Jefferson won’t rejoin key panel
House Democrats, insistent that they will hold lawmakers to higher standards, decided Tuesday that Rep. William J. Jefferson would not return to an influential committee until a federal corruption investigation involving him was completed.
Speaker-to-be Nancy Pelosi said the Democratic Steering Committee had resolved that Jefferson, who won a runoff election Saturday in his New Orleans district, would not be given back his spot on the ways and means committee, which determines tax and trade policies.
The steering committee also announced new panel assignments for the next session. The full Democratic caucus must still vote on those decisions.
At Pelosi’s urging, the House in June stripped Jefferson of his committee assignment because of the corruption investigation that included an FBI document asserting that agents had found $90,000 wrapped in foil in the freezer of his Washington home.
Pelosi has promised to make lobbying and ethics reform a top priority when she becomes speaker next month, and the Jefferson case has been cited as an early challenge.
Jefferson, the first black member of Congress from Louisiana since Reconstruction, has denied any wrongdoing and has not been charged with any crime. The Congressional Black Caucus has questioned the idea of punishing him before his legal case has been settled.
While depriving Jefferson of his committee assignment, the Democrats have been mum about another member of the ways and means committee, Rep. Jim McDermott of Washington state, who was admonished Monday by the House Ethics Committee for violating standards by giving reporters access to an illegally taped telephone call involving Republican leaders a decade ago.
Pelosi must also make a decision about Rep. Alan B. Mollohan of West Virginia, who is in line to become chairman of an appropriations subcommittee that oversees the FBI. Mollohan faces questions about personal business deals.

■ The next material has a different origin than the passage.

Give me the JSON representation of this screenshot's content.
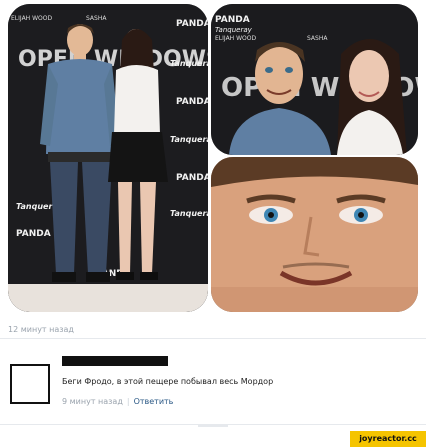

Jefferson also holds a seat on the House Budget Committee. It was unclear if he would retain that seat in the next Congress.